Dataset rows for apps and sites
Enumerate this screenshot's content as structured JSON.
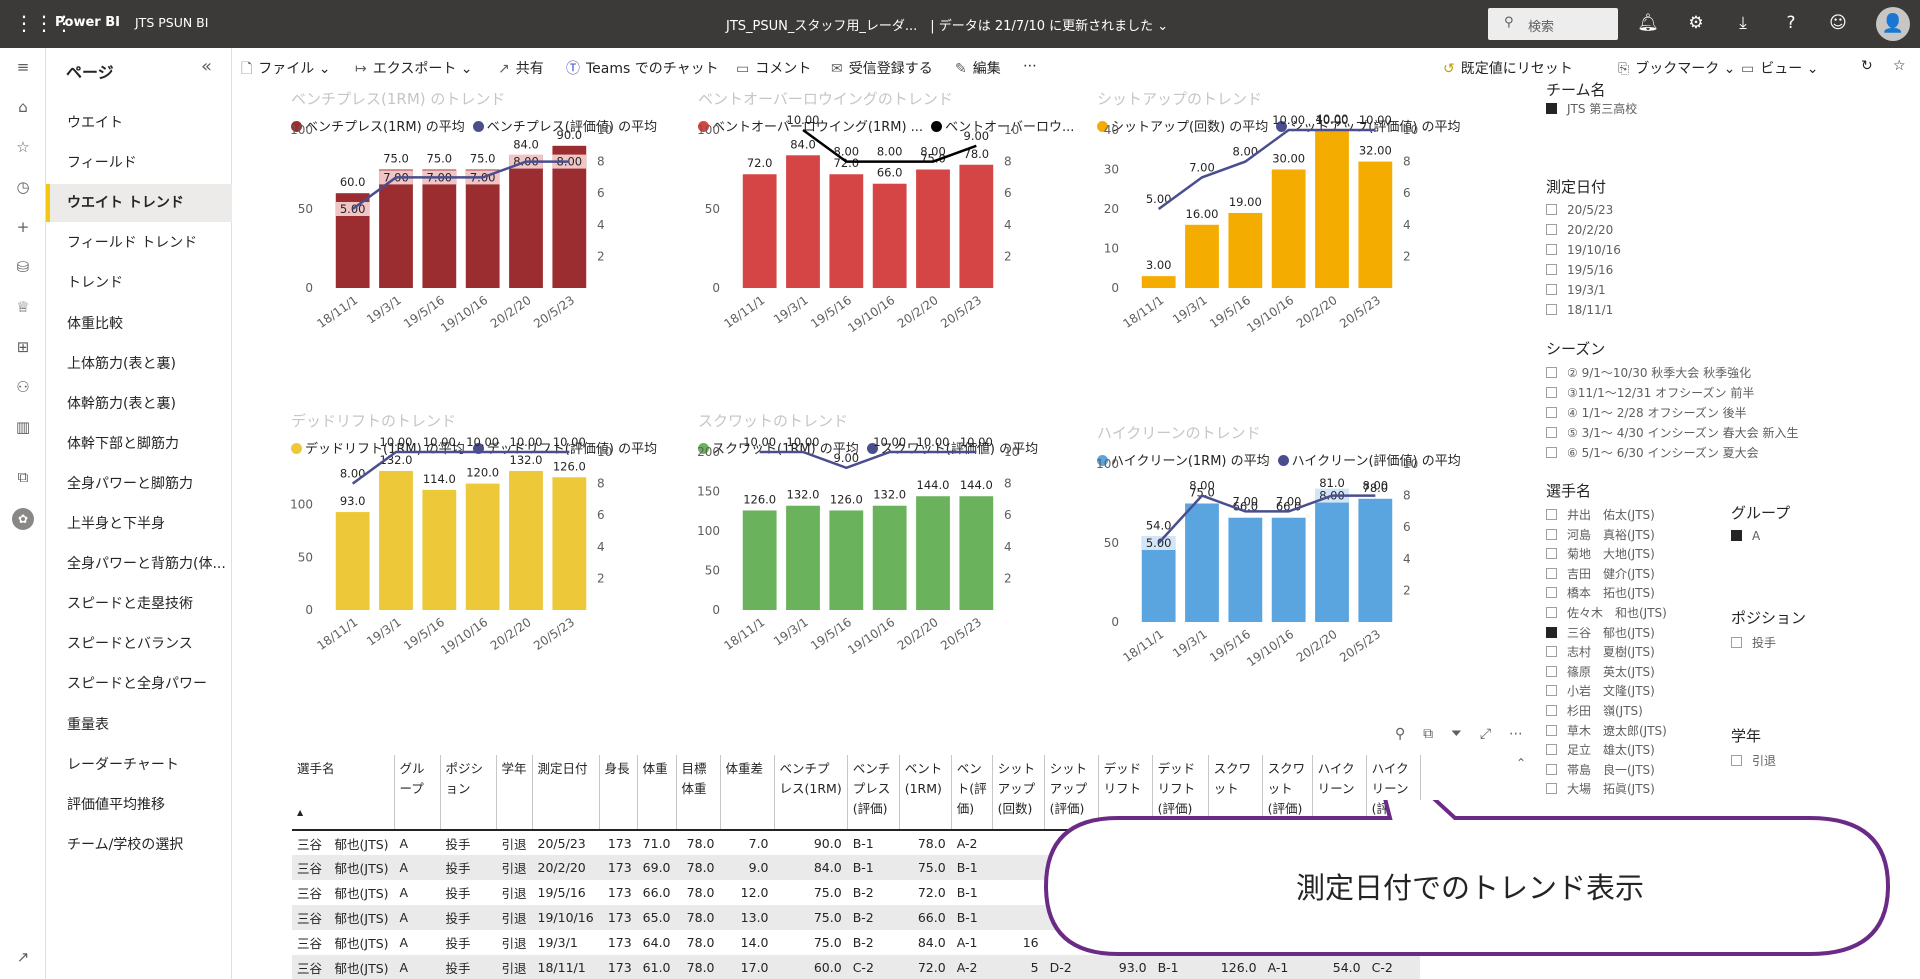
{
  "topbar": {
    "brand": "Power BI",
    "workspace": "JTS PSUN BI",
    "doc_title": "JTS_PSUN_スタッフ用_レーダ...　| データは 21/7/10 に更新されました",
    "search_placeholder": "検索",
    "avatar": "👤"
  },
  "pages": {
    "header": "ページ",
    "items": [
      "ウエイト",
      "フィールド",
      "ウエイト トレンド",
      "フィールド トレンド",
      "トレンド",
      "体重比較",
      "上体筋力(表と裏)",
      "体幹筋力(表と裏)",
      "体幹下部と脚筋力",
      "全身パワーと脚筋力",
      "上半身と下半身",
      "全身パワーと背筋力(体...",
      "スピードと走塁技術",
      "スピードとバランス",
      "スピードと全身パワー",
      "重量表",
      "レーダーチャート",
      "評価値平均推移",
      "チーム/学校の選択"
    ],
    "selected_index": 2
  },
  "toolbar": {
    "file": "ファイル",
    "export": "エクスポート",
    "share": "共有",
    "teams": "Teams でのチャット",
    "comment": "コメント",
    "subscribe": "受信登録する",
    "edit": "編集",
    "more": "⋯",
    "reset": "既定値にリセット",
    "bookmark": "ブックマーク",
    "view": "ビュー"
  },
  "chart_data": [
    {
      "id": "bench",
      "type": "bar",
      "title": "ベンチプレス(1RM) のトレンド",
      "categories": [
        "18/11/1",
        "19/3/1",
        "19/5/16",
        "19/10/16",
        "20/2/20",
        "20/5/23"
      ],
      "series": [
        {
          "name": "ベンチプレス(1RM) の平均",
          "values": [
            60.0,
            75.0,
            75.0,
            75.0,
            84.0,
            90.0
          ]
        },
        {
          "name": "ベンチプレス(評価値) の平均",
          "values": [
            5.0,
            7.0,
            7.0,
            7.0,
            8.0,
            8.0
          ]
        }
      ],
      "ylim": [
        0,
        100
      ],
      "y2lim": [
        0,
        10
      ],
      "yticks": [
        0,
        50,
        100
      ],
      "y2ticks": [
        2,
        4,
        6,
        8,
        10
      ],
      "bar_color": "#9b2d30",
      "line_color": "#4a4e8e",
      "band_color": "#f0c5c5"
    },
    {
      "id": "bentover",
      "type": "bar",
      "title": "ベントオーバーロウイングのトレンド",
      "categories": [
        "18/11/1",
        "19/3/1",
        "19/5/16",
        "19/10/16",
        "20/2/20",
        "20/5/23"
      ],
      "series": [
        {
          "name": "ベントオーバーロウイング(1RM) ...",
          "values": [
            72.0,
            84.0,
            72.0,
            66.0,
            75.0,
            78.0
          ]
        },
        {
          "name": "ベントオーバーロウ...",
          "values": [
            null,
            10.0,
            8.0,
            8.0,
            8.0,
            9.0
          ]
        }
      ],
      "ylim": [
        0,
        100
      ],
      "y2lim": [
        0,
        10
      ],
      "yticks": [
        0,
        50,
        100
      ],
      "y2ticks": [
        2,
        4,
        6,
        8,
        10
      ],
      "bar_color": "#d64545",
      "line_color": "#000000",
      "band_color": "#f0c5c5"
    },
    {
      "id": "situp",
      "type": "bar",
      "title": "シットアップのトレンド",
      "categories": [
        "18/11/1",
        "19/3/1",
        "19/5/16",
        "19/10/16",
        "20/2/20",
        "20/5/23"
      ],
      "series": [
        {
          "name": "シットアップ(回数) の平均",
          "values": [
            3.0,
            16.0,
            19.0,
            30.0,
            40.0,
            32.0
          ]
        },
        {
          "name": "シットアップ(評価値) の平均",
          "values": [
            5.0,
            7.0,
            8.0,
            10.0,
            10.0,
            10.0
          ]
        }
      ],
      "ylim": [
        0,
        40
      ],
      "y2lim": [
        0,
        10
      ],
      "yticks": [
        0,
        10,
        20,
        30,
        40
      ],
      "y2ticks": [
        2,
        4,
        6,
        8,
        10
      ],
      "bar_color": "#f4ac00",
      "line_color": "#4a4e8e",
      "band_color": "#fbe2a6"
    },
    {
      "id": "deadlift",
      "type": "bar",
      "title": "デッドリフトのトレンド",
      "categories": [
        "18/11/1",
        "19/3/1",
        "19/5/16",
        "19/10/16",
        "20/2/20",
        "20/5/23"
      ],
      "series": [
        {
          "name": "デッドリフト(1RM) の平均",
          "values": [
            93.0,
            132.0,
            114.0,
            120.0,
            132.0,
            126.0
          ]
        },
        {
          "name": "デッドリフト(評価値) の平均",
          "values": [
            8.0,
            10.0,
            10.0,
            10.0,
            10.0,
            10.0
          ]
        }
      ],
      "ylim": [
        0,
        150
      ],
      "y2lim": [
        0,
        10
      ],
      "yticks": [
        0,
        50,
        100
      ],
      "y2ticks": [
        2,
        4,
        6,
        8,
        10
      ],
      "bar_color": "#edc939",
      "line_color": "#4a4e8e",
      "band_color": "#f7e6a3"
    },
    {
      "id": "squat",
      "type": "bar",
      "title": "スクワットのトレンド",
      "categories": [
        "18/11/1",
        "19/3/1",
        "19/5/16",
        "19/10/16",
        "20/2/20",
        "20/5/23"
      ],
      "series": [
        {
          "name": "スクワット(1RM) の平均",
          "values": [
            126.0,
            132.0,
            126.0,
            132.0,
            144.0,
            144.0
          ]
        },
        {
          "name": "スクワット(評価値) の平均",
          "values": [
            10.0,
            10.0,
            9.0,
            10.0,
            10.0,
            10.0
          ]
        }
      ],
      "ylim": [
        0,
        200
      ],
      "y2lim": [
        0,
        10
      ],
      "yticks": [
        0,
        50,
        100,
        150,
        200
      ],
      "y2ticks": [
        2,
        4,
        6,
        8,
        10
      ],
      "bar_color": "#6ab35c",
      "line_color": "#4a4e8e",
      "band_color": "#cfe8c8"
    },
    {
      "id": "highclean",
      "type": "bar",
      "title": "ハイクリーンのトレンド",
      "categories": [
        "18/11/1",
        "19/3/1",
        "19/5/16",
        "19/10/16",
        "20/2/20",
        "20/5/23"
      ],
      "series": [
        {
          "name": "ハイクリーン(1RM) の平均",
          "values": [
            54.0,
            75.0,
            66.0,
            66.0,
            81.0,
            78.0
          ]
        },
        {
          "name": "ハイクリーン(評価値) の平均",
          "values": [
            5.0,
            8.0,
            7.0,
            7.0,
            8.0,
            8.0
          ]
        }
      ],
      "ylim": [
        0,
        100
      ],
      "y2lim": [
        0,
        10
      ],
      "yticks": [
        0,
        50,
        100
      ],
      "y2ticks": [
        2,
        4,
        6,
        8,
        10
      ],
      "bar_color": "#5aa5e0",
      "line_color": "#4a4e8e",
      "band_color": "#d3e6f7"
    }
  ],
  "slicers": {
    "team": {
      "title": "チーム名",
      "items": [
        "JTS 第三高校"
      ]
    },
    "date": {
      "title": "測定日付",
      "items": [
        "20/5/23",
        "20/2/20",
        "19/10/16",
        "19/5/16",
        "19/3/1",
        "18/11/1"
      ]
    },
    "season": {
      "title": "シーズン",
      "items": [
        "② 9/1～10/30 秋季大会 秋季強化",
        "③11/1～12/31 オフシーズン 前半",
        "④ 1/1～ 2/28 オフシーズン 後半",
        "⑤ 3/1～ 4/30 インシーズン 春大会 新入生",
        "⑥ 5/1～ 6/30 インシーズン 夏大会"
      ]
    },
    "player": {
      "title": "選手名",
      "items": [
        "井出　佑太(JTS)",
        "河島　真裕(JTS)",
        "菊地　大地(JTS)",
        "吉田　健介(JTS)",
        "橋本　拓也(JTS)",
        "佐々木　和也(JTS)",
        "三谷　郁也(JTS)",
        "志村　夏樹(JTS)",
        "篠原　英太(JTS)",
        "小岩　文隆(JTS)",
        "杉田　嶺(JTS)",
        "草木　遼太郎(JTS)",
        "足立　雄太(JTS)",
        "帯島　良一(JTS)",
        "大場　拓眞(JTS)"
      ],
      "checked_index": 6
    },
    "group": {
      "title": "グループ",
      "items": [
        "A"
      ]
    },
    "position": {
      "title": "ポジション",
      "items": [
        "投手"
      ]
    },
    "grade": {
      "title": "学年",
      "items": [
        "引退"
      ]
    }
  },
  "table": {
    "headers": [
      "選手名",
      "グループ",
      "ポジション",
      "学年",
      "測定日付",
      "身長",
      "体重",
      "目標体重",
      "体重差",
      "ベンチプレス(1RM)",
      "ベンチプレス(評価)",
      "ベント(1RM)",
      "ベント(評価)",
      "シットアップ(回数)",
      "シットアップ(評価)",
      "デッドリフト",
      "デッドリフト(評価)",
      "スクワット",
      "スクワット(評価)",
      "ハイクリーン",
      "ハイクリーン(評価)"
    ],
    "header_display": [
      "選手名",
      "グル\nープ",
      "ポジシ\nョン",
      "学年",
      "測定日付",
      "身長",
      "体重",
      "目標\n体重",
      "体重差",
      "ベンチプ\nレス(1RM)",
      "ベンチ\nプレス\n(評価)",
      "ベント\n(1RM)",
      "ベン\nト(評\n価)",
      "シット\nアップ\n(回数)",
      "シット\nアップ\n(評価)",
      "デッド\nリフト",
      "デッド\nリフト\n(評価)",
      "スクワ\nット",
      "スクワ\nット\n(評価)",
      "ハイク\nリーン",
      "ハイク\nリーン\n(評価)"
    ],
    "rows": [
      [
        "三谷　郁也(JTS)",
        "A",
        "投手",
        "引退",
        "20/5/23",
        "173",
        "71.0",
        "78.0",
        "7.0",
        "90.0",
        "B-1",
        "78.0",
        "A-2",
        "",
        "",
        "",
        "",
        "",
        "",
        "",
        ""
      ],
      [
        "三谷　郁也(JTS)",
        "A",
        "投手",
        "引退",
        "20/2/20",
        "173",
        "69.0",
        "78.0",
        "9.0",
        "84.0",
        "B-1",
        "75.0",
        "B-1",
        "",
        "",
        "",
        "",
        "",
        "",
        "",
        ""
      ],
      [
        "三谷　郁也(JTS)",
        "A",
        "投手",
        "引退",
        "19/5/16",
        "173",
        "66.0",
        "78.0",
        "12.0",
        "75.0",
        "B-2",
        "72.0",
        "B-1",
        "",
        "",
        "",
        "",
        "",
        "",
        "",
        ""
      ],
      [
        "三谷　郁也(JTS)",
        "A",
        "投手",
        "引退",
        "19/10/16",
        "173",
        "65.0",
        "78.0",
        "13.0",
        "75.0",
        "B-2",
        "66.0",
        "B-1",
        "",
        "",
        "",
        "",
        "",
        "",
        "",
        ""
      ],
      [
        "三谷　郁也(JTS)",
        "A",
        "投手",
        "引退",
        "19/3/1",
        "173",
        "64.0",
        "78.0",
        "14.0",
        "75.0",
        "B-2",
        "84.0",
        "A-1",
        "16",
        "",
        "",
        "",
        "",
        "",
        "",
        ""
      ],
      [
        "三谷　郁也(JTS)",
        "A",
        "投手",
        "引退",
        "18/11/1",
        "173",
        "61.0",
        "78.0",
        "17.0",
        "60.0",
        "C-2",
        "72.0",
        "A-2",
        "5",
        "D-2",
        "93.0",
        "B-1",
        "126.0",
        "A-1",
        "54.0",
        "C-2"
      ]
    ]
  },
  "callout": {
    "text": "測定日付でのトレンド表示"
  }
}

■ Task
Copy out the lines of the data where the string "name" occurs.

■ Finished exercise
          "name": "ベンチプレス(1RM) の平均",
          "name": "ベンチプレス(評価値) の平均",
          "name": "ベントオーバーロウイング(1RM) ...",
          "name": "ベントオーバーロウ...",
          "name": "シットアップ(回数) の平均",
          "name": "シットアップ(評価値) の平均",
          "name": "デッドリフト(1RM) の平均",
          "name": "デッドリフト(評価値) の平均",
          "name": "スクワット(1RM) の平均",
          "name": "スクワット(評価値) の平均",
          "name": "ハイクリーン(1RM) の平均",
          "name": "ハイクリーン(評価値) の平均",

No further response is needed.